TASK PROMPT:
In the data below, which lines hold the word "Using"? Copy them.

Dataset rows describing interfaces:
——————

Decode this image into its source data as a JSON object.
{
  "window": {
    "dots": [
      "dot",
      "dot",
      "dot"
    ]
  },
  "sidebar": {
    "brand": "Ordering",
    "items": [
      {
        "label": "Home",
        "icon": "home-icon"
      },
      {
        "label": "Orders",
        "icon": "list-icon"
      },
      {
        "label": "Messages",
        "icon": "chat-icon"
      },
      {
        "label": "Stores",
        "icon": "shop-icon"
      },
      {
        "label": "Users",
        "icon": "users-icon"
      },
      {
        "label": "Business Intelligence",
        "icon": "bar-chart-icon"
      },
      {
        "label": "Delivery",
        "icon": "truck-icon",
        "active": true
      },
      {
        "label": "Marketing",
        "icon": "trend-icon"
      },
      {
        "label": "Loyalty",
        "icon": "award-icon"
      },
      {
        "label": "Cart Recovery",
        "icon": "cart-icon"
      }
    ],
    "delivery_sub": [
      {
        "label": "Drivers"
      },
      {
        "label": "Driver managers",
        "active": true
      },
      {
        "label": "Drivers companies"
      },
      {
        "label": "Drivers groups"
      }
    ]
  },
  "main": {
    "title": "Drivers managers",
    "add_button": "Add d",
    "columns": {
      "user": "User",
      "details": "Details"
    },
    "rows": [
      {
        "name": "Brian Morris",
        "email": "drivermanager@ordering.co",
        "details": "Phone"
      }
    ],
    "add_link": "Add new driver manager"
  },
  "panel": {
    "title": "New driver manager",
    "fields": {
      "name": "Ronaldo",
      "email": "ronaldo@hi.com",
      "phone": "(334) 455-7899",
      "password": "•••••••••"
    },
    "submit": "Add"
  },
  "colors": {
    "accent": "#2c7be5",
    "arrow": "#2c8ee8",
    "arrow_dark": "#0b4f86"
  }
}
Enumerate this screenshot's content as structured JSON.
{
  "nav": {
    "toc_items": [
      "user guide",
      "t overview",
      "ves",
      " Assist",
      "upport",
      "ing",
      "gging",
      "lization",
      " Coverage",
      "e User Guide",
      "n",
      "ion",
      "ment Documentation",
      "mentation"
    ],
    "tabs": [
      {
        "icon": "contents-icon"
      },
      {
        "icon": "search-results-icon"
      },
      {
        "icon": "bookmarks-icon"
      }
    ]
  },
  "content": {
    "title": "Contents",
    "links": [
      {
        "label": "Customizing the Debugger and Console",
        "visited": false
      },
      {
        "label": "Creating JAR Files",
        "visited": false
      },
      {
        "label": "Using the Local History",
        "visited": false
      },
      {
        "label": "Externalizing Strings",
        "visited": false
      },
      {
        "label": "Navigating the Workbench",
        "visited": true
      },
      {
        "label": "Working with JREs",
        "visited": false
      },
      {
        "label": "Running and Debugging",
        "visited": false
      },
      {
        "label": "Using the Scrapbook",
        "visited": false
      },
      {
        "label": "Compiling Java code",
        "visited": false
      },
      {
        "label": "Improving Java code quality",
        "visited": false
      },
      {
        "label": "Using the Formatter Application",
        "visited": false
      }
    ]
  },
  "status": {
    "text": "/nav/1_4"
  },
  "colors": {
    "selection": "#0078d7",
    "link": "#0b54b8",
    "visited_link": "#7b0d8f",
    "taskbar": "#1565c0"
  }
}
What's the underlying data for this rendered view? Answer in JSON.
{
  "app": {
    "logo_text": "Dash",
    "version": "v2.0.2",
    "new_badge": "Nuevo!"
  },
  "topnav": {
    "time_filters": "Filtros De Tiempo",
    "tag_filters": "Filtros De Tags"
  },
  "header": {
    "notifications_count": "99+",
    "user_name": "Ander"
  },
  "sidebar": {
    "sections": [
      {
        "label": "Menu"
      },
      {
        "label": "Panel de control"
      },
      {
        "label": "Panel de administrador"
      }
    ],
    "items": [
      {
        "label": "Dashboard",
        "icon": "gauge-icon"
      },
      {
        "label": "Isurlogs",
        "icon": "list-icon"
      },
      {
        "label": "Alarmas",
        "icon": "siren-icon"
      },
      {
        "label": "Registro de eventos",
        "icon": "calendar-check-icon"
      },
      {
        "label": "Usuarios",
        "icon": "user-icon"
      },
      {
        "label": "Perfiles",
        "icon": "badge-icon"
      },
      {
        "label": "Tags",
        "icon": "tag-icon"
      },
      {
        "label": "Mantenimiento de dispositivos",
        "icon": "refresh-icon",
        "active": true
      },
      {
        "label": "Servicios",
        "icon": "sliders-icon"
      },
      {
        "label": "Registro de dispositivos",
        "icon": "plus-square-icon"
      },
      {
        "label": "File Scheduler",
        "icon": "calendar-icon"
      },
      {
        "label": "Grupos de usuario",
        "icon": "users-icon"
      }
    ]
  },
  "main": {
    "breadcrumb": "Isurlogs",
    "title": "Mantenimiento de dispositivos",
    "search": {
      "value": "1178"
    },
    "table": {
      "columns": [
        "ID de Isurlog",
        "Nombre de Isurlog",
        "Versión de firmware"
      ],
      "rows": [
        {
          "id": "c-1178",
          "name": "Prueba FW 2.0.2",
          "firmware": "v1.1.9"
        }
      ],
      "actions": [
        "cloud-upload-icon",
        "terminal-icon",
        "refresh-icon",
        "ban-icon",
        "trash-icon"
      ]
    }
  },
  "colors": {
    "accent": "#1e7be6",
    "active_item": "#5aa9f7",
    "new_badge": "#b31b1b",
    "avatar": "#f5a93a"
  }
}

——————

RESPONSE AREA:
        "label": "Using the Local History",
        "label": "Using the Scrapbook",
        "label": "Using the Formatter Application",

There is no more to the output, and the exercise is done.